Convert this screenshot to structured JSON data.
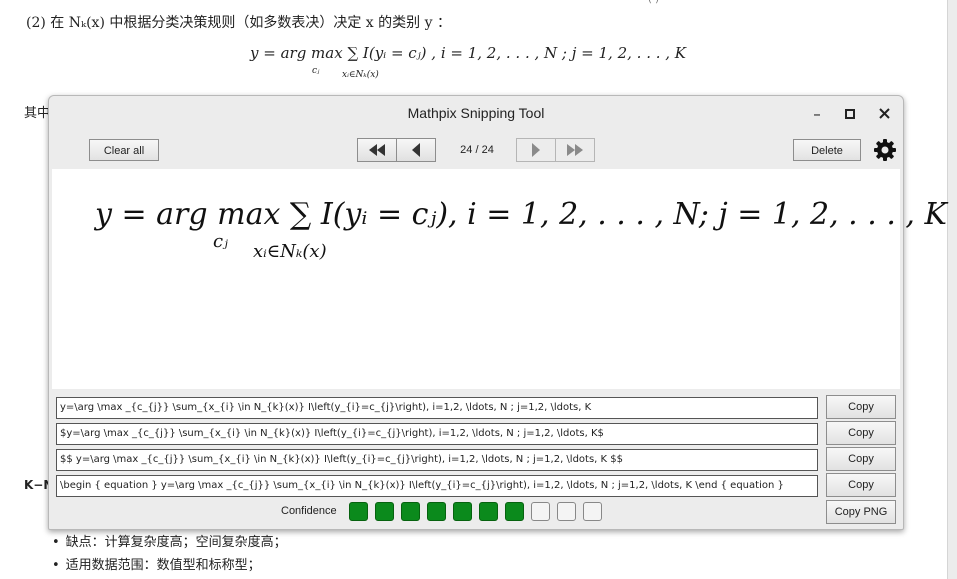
{
  "document": {
    "line1": "(2) 在 Nₖ(x) 中根据分类决策规则（如多数表决）决定 x 的类别 y ：",
    "formula": "y = arg max  ∑  I(yᵢ = cⱼ) ,  i = 1, 2, . . . , N ;  j = 1, 2, . . . , K",
    "formula_sub_c": "cⱼ",
    "formula_sub_sum": "xᵢ∈Nₖ(x)",
    "qizhong": "其中",
    "kn": "K−N",
    "top_fragment": "( )",
    "bullets": [
      "缺点：计算复杂度高；空间复杂度高；",
      "适用数据范围：数值型和标称型；"
    ]
  },
  "window": {
    "title": "Mathpix Snipping Tool",
    "minimize": "–",
    "maximize": "□",
    "close": "✕",
    "clear_all": "Clear all",
    "counter": "24 / 24",
    "delete": "Delete",
    "preview_math": "y = arg max  ∑  I(yᵢ = cⱼ), i = 1, 2, . . . , N; j = 1, 2, . . . , K",
    "preview_sub_c": "cⱼ",
    "preview_sub_sum": "xᵢ∈Nₖ(x)",
    "rows": [
      {
        "latex": "y=\\arg \\max _{c_{j}} \\sum_{x_{i} \\in N_{k}(x)} I\\left(y_{i}=c_{j}\\right), i=1,2, \\ldots, N ; j=1,2, \\ldots, K",
        "copy": "Copy"
      },
      {
        "latex": "$y=\\arg \\max _{c_{j}} \\sum_{x_{i} \\in N_{k}(x)} I\\left(y_{i}=c_{j}\\right), i=1,2, \\ldots, N ; j=1,2, \\ldots, K$",
        "copy": "Copy"
      },
      {
        "latex": "$$ y=\\arg \\max _{c_{j}} \\sum_{x_{i} \\in N_{k}(x)} I\\left(y_{i}=c_{j}\\right), i=1,2, \\ldots, N ; j=1,2, \\ldots, K $$",
        "copy": "Copy"
      },
      {
        "latex": "\\begin { equation } y=\\arg \\max _{c_{j}} \\sum_{x_{i} \\in N_{k}(x)} I\\left(y_{i}=c_{j}\\right), i=1,2, \\ldots, N ; j=1,2, \\ldots, K \\end { equation }",
        "copy": "Copy"
      }
    ],
    "confidence_label": "Confidence",
    "confidence_filled": 7,
    "confidence_total": 10,
    "copy_png": "Copy PNG",
    "colors": {
      "confidence_on": "#0b8a1c",
      "confidence_off": "#f4f4f4"
    }
  }
}
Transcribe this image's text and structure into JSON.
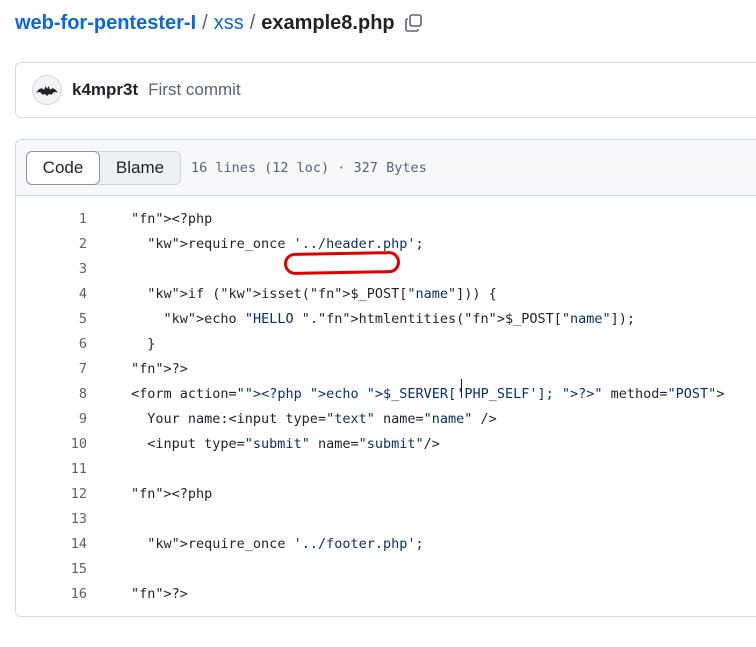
{
  "breadcrumb": {
    "repo": "web-for-pentester-I",
    "separator": "/",
    "dir": "xss",
    "file": "example8.php",
    "copy_icon": "copy-icon"
  },
  "commit": {
    "author": "k4mpr3t",
    "message": "First commit",
    "avatar_icon": "bat-avatar"
  },
  "file_header": {
    "tabs": [
      "Code",
      "Blame"
    ],
    "active_tab": "Code",
    "info": "16 lines (12 loc) · 327 Bytes"
  },
  "code_lines": [
    {
      "n": "1",
      "text": "<?php"
    },
    {
      "n": "2",
      "text": "  require_once '../header.php';"
    },
    {
      "n": "3",
      "text": ""
    },
    {
      "n": "4",
      "text": "  if (isset($_POST[\"name\"])) {"
    },
    {
      "n": "5",
      "text": "    echo \"HELLO \".htmlentities($_POST[\"name\"]);"
    },
    {
      "n": "6",
      "text": "  }"
    },
    {
      "n": "7",
      "text": "?>"
    },
    {
      "n": "8",
      "text": "<form action=\"<?php echo $_SERVER['PHP_SELF']; ?>\" method=\"POST\">"
    },
    {
      "n": "9",
      "text": "  Your name:<input type=\"text\" name=\"name\" />"
    },
    {
      "n": "10",
      "text": "  <input type=\"submit\" name=\"submit\"/>"
    },
    {
      "n": "11",
      "text": ""
    },
    {
      "n": "12",
      "text": "<?php"
    },
    {
      "n": "13",
      "text": ""
    },
    {
      "n": "14",
      "text": "  require_once '../footer.php';"
    },
    {
      "n": "15",
      "text": ""
    },
    {
      "n": "16",
      "text": "?>"
    }
  ],
  "annotation": {
    "color": "#e00000",
    "target": "htmlentities"
  }
}
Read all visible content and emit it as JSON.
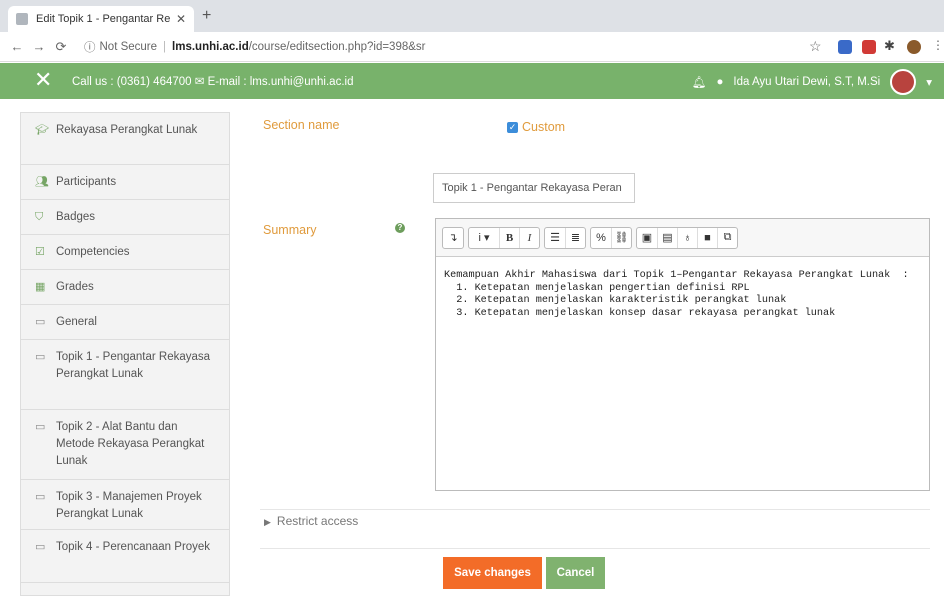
{
  "browser": {
    "tab_title": "Edit Topik 1 - Pengantar Rekay",
    "new_tab": "+",
    "close": "✕",
    "url_prefix": "Not Secure",
    "url_host": "lms.unhi.ac.id",
    "url_path": "/course/editsection.php?id=398&sr"
  },
  "topnav": {
    "contact": "Call us : (0361) 464700  ✉ E-mail : lms.unhi@unhi.ac.id",
    "user": "Ida Ayu Utari Dewi, S.T, M.Si"
  },
  "sidebar": {
    "items": [
      {
        "label": "Rekayasa Perangkat Lunak",
        "icon": "graduation-cap-icon"
      },
      {
        "label": "Participants",
        "icon": "users-icon"
      },
      {
        "label": "Badges",
        "icon": "shield-icon"
      },
      {
        "label": "Competencies",
        "icon": "check-square-icon"
      },
      {
        "label": "Grades",
        "icon": "table-icon"
      },
      {
        "label": "General",
        "icon": "folder-icon"
      },
      {
        "label": "Topik 1 - Pengantar Rekayasa Perangkat Lunak",
        "icon": "folder-icon"
      },
      {
        "label": "Topik 2 - Alat Bantu dan Metode Rekayasa Perangkat Lunak",
        "icon": "folder-icon"
      },
      {
        "label": "Topik 3 - Manajemen Proyek Perangkat Lunak",
        "icon": "folder-icon"
      },
      {
        "label": "Topik 4 - Perencanaan Proyek",
        "icon": "folder-icon"
      }
    ]
  },
  "form": {
    "section_label": "Section name",
    "custom_label": "Custom",
    "name_value": "Topik 1 - Pengantar Rekayasa Peran",
    "summary_label": "Summary",
    "summary_text": "Kemampuan Akhir Mahasiswa dari Topik 1–Pengantar Rekayasa Perangkat Lunak  :\n  1. Ketepatan menjelaskan pengertian definisi RPL\n  2. Ketepatan menjelaskan karakteristik perangkat lunak\n  3. Ketepatan menjelaskan konsep dasar rekayasa perangkat lunak",
    "restrict": "Restrict access",
    "save": "Save changes",
    "cancel": "Cancel"
  },
  "colors": {
    "nav": "#78b26b",
    "label": "#e09b3d",
    "save": "#f36c28",
    "cancel": "#80b26f"
  }
}
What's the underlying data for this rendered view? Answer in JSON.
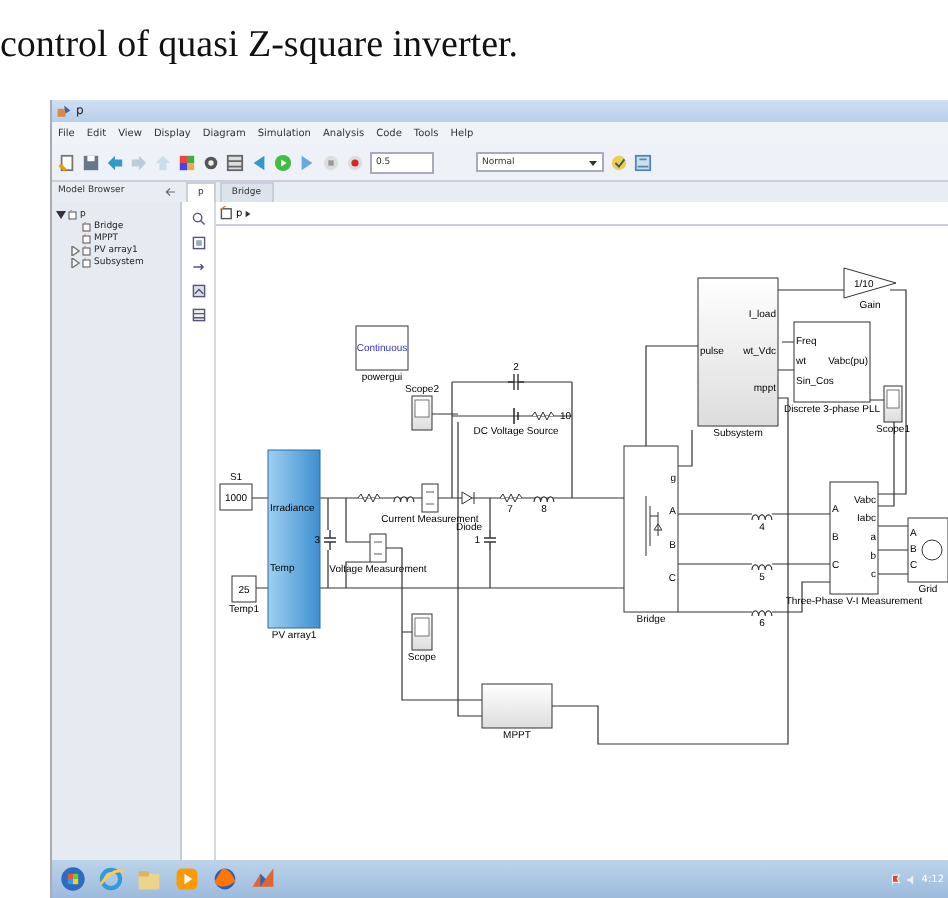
{
  "caption": "control of quasi Z-square inverter.",
  "window": {
    "title": "p"
  },
  "menu": [
    "File",
    "Edit",
    "View",
    "Display",
    "Diagram",
    "Simulation",
    "Analysis",
    "Code",
    "Tools",
    "Help"
  ],
  "toolbar": {
    "stop_time": "0.5",
    "mode": "Normal"
  },
  "model_browser": {
    "title": "Model Browser",
    "tree": [
      {
        "label": "p",
        "has_children": true,
        "expanded": true,
        "children": [
          {
            "label": "Bridge",
            "has_children": false
          },
          {
            "label": "MPPT",
            "has_children": false
          },
          {
            "label": "PV array1",
            "has_children": true,
            "expanded": false
          },
          {
            "label": "Subsystem",
            "has_children": true,
            "expanded": false
          }
        ]
      }
    ]
  },
  "tabs": [
    {
      "label": "p",
      "selected": true
    },
    {
      "label": "Bridge",
      "selected": false
    }
  ],
  "breadcrumb": "p",
  "diagram": {
    "blocks": [
      {
        "kind": "powergui",
        "text": "Continuous",
        "label": "powergui"
      },
      {
        "kind": "scope",
        "label": "Scope2"
      },
      {
        "kind": "capacitor",
        "label": "2"
      },
      {
        "kind": "dc_source",
        "label": "DC Voltage Source"
      },
      {
        "kind": "resistor",
        "label": "10"
      },
      {
        "kind": "constant",
        "text": "1000",
        "label": "S1"
      },
      {
        "kind": "constant",
        "text": "25",
        "label": "Temp1"
      },
      {
        "kind": "pv_array",
        "label": "PV array1",
        "inputs": [
          "Irradiance",
          "Temp"
        ]
      },
      {
        "kind": "resistor"
      },
      {
        "kind": "inductor"
      },
      {
        "kind": "capacitor_v",
        "label": "3"
      },
      {
        "kind": "measurement",
        "label": "Current Measurement"
      },
      {
        "kind": "diode",
        "label": "Diode"
      },
      {
        "kind": "capacitor_v",
        "label": "1"
      },
      {
        "kind": "resistor",
        "label": "7"
      },
      {
        "kind": "inductor",
        "label": "8"
      },
      {
        "kind": "measurement",
        "label": "Voltage Measurement"
      },
      {
        "kind": "subsystem",
        "label": "Subsystem",
        "inputs": [
          "pulse"
        ],
        "outputs": [
          "I_load",
          "wt_Vdc",
          "mppt"
        ]
      },
      {
        "kind": "gain",
        "text": "1/10",
        "label": "Gain"
      },
      {
        "kind": "block",
        "label": "Discrete 3-phase PLL",
        "inputs": [
          "Freq",
          "wt",
          "Sin_Cos"
        ],
        "outputs": [
          "Vabc(pu)"
        ]
      },
      {
        "kind": "scope",
        "label": "Scope1"
      },
      {
        "kind": "bridge",
        "label": "Bridge",
        "outputs": [
          "g",
          "A",
          "B",
          "C"
        ]
      },
      {
        "kind": "inductor",
        "label": "4"
      },
      {
        "kind": "inductor",
        "label": "5"
      },
      {
        "kind": "inductor",
        "label": "6"
      },
      {
        "kind": "block",
        "label": "Three-Phase V-I Measurement",
        "inputs": [
          "A",
          "B",
          "C"
        ],
        "outputs": [
          "Vabc",
          "Iabc",
          "a",
          "b",
          "c"
        ]
      },
      {
        "kind": "source",
        "label": "Grid",
        "inputs": [
          "A",
          "B",
          "C"
        ]
      },
      {
        "kind": "scope",
        "label": "Scope"
      },
      {
        "kind": "subsystem",
        "label": "MPPT"
      }
    ]
  },
  "taskbar": {
    "time": "4:12"
  }
}
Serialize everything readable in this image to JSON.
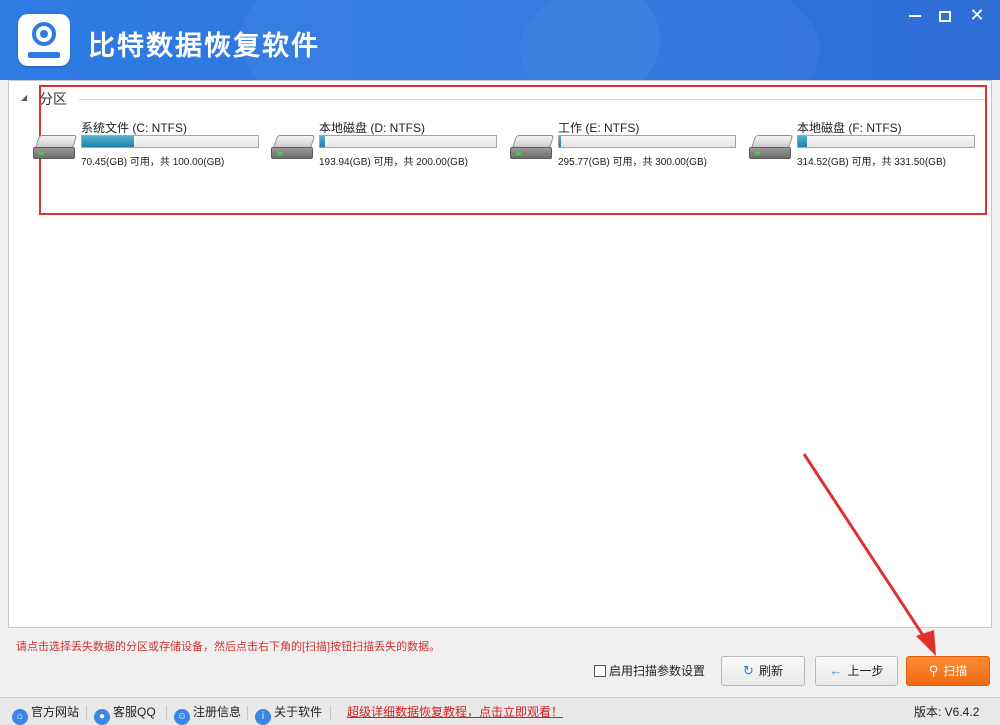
{
  "app": {
    "title": "比特数据恢复软件"
  },
  "panel": {
    "group_label": "分区",
    "drives": [
      {
        "name": "系统文件 (C: NTFS)",
        "info": "70.45(GB) 可用，共 100.00(GB)",
        "used_fraction": 0.2955
      },
      {
        "name": "本地磁盘 (D: NTFS)",
        "info": "193.94(GB) 可用，共 200.00(GB)",
        "used_fraction": 0.0303
      },
      {
        "name": "工作 (E: NTFS)",
        "info": "295.77(GB) 可用，共 300.00(GB)",
        "used_fraction": 0.0141
      },
      {
        "name": "本地磁盘 (F: NTFS)",
        "info": "314.52(GB) 可用，共 331.50(GB)",
        "used_fraction": 0.0512
      }
    ]
  },
  "hint": "请点击选择丢失数据的分区或存储设备，然后点击右下角的[扫描]按钮扫描丢失的数据。",
  "actions": {
    "scan_options_label": "启用扫描参数设置",
    "refresh_label": "刷新",
    "prev_label": "上一步",
    "scan_label": "扫描"
  },
  "footer": {
    "website": "官方网站",
    "qq": "客服QQ",
    "register": "注册信息",
    "about": "关于软件",
    "tutorial_link": "超级详细数据恢复教程，点击立即观看！",
    "version": "版本: V6.4.2"
  },
  "colors": {
    "accent": "#2f7be4",
    "scan_button": "#f06a14",
    "annotation": "#e03030"
  },
  "icons": [
    "app-logo-icon",
    "minimize-icon",
    "maximize-icon",
    "close-icon",
    "collapse-triangle-icon",
    "hard-drive-icon",
    "refresh-icon",
    "arrow-left-icon",
    "search-icon",
    "home-icon",
    "qq-icon",
    "user-icon",
    "info-icon"
  ]
}
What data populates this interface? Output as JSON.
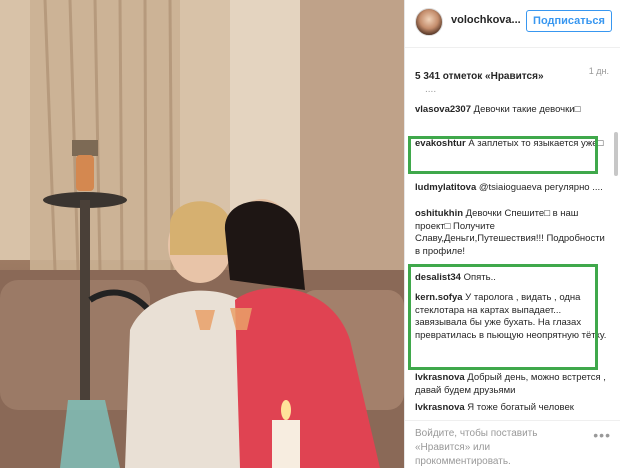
{
  "header": {
    "username": "volochkova...",
    "follow_label": "Подписаться"
  },
  "post": {
    "likes": "5 341 отметок «Нравится»",
    "time": "1 дн.",
    "ellipsis": "...."
  },
  "comments": [
    {
      "user": "vlasova2307",
      "text": "Девочки такие девочки□"
    },
    {
      "user": "evakoshtur",
      "text": "А заплетых то языкается уже□"
    },
    {
      "user": "ludmylatitova",
      "text": "@tsiaioguaeva регулярно ...."
    },
    {
      "user": "oshitukhin",
      "text": "Девочки Спешите□ в наш проект□ Получите Славу,Деньги,Путешествия!!! Подробности в профиле!"
    },
    {
      "user": "desalist34",
      "text": "Опять.."
    },
    {
      "user": "kern.sofya",
      "text": "У таролога , видать , одна стеклотара на картах выпадает... завязывала бы уже бухать. На глазах превратилась в пьющую неопрятную тётку."
    },
    {
      "user": "lvkrasnova",
      "text": "Добрый день, можно встрется , давай будем друзьями"
    },
    {
      "user": "lvkrasnova",
      "text": "Я тоже богатый человек"
    }
  ],
  "footer": {
    "prompt": "Войдите, чтобы поставить «Нравится» или прокомментировать.",
    "more_icon": "•••"
  },
  "colors": {
    "accent": "#3897f0",
    "highlight": "#3fa84b"
  }
}
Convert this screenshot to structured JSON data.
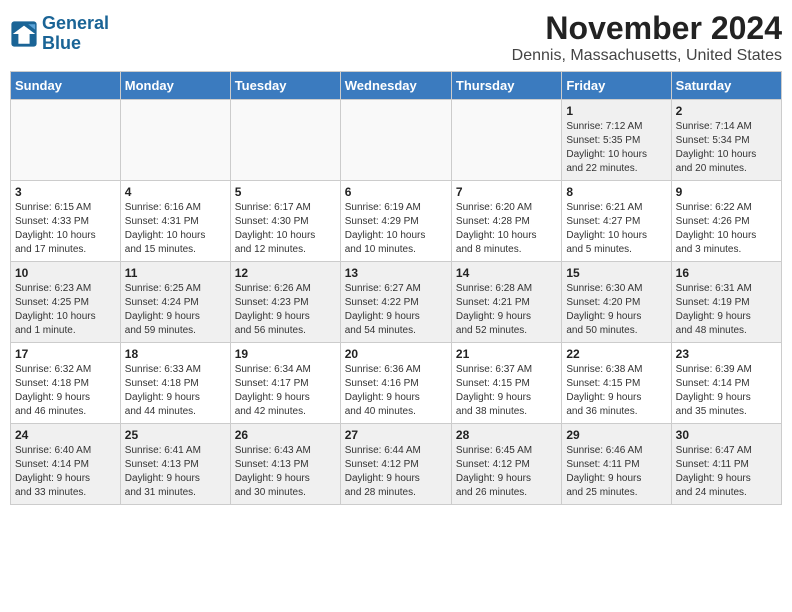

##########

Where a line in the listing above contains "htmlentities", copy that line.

      "text": "    echo \"HELLO \".htmlentities($_POST[\"name\"]);"
    "target": "htmlentities"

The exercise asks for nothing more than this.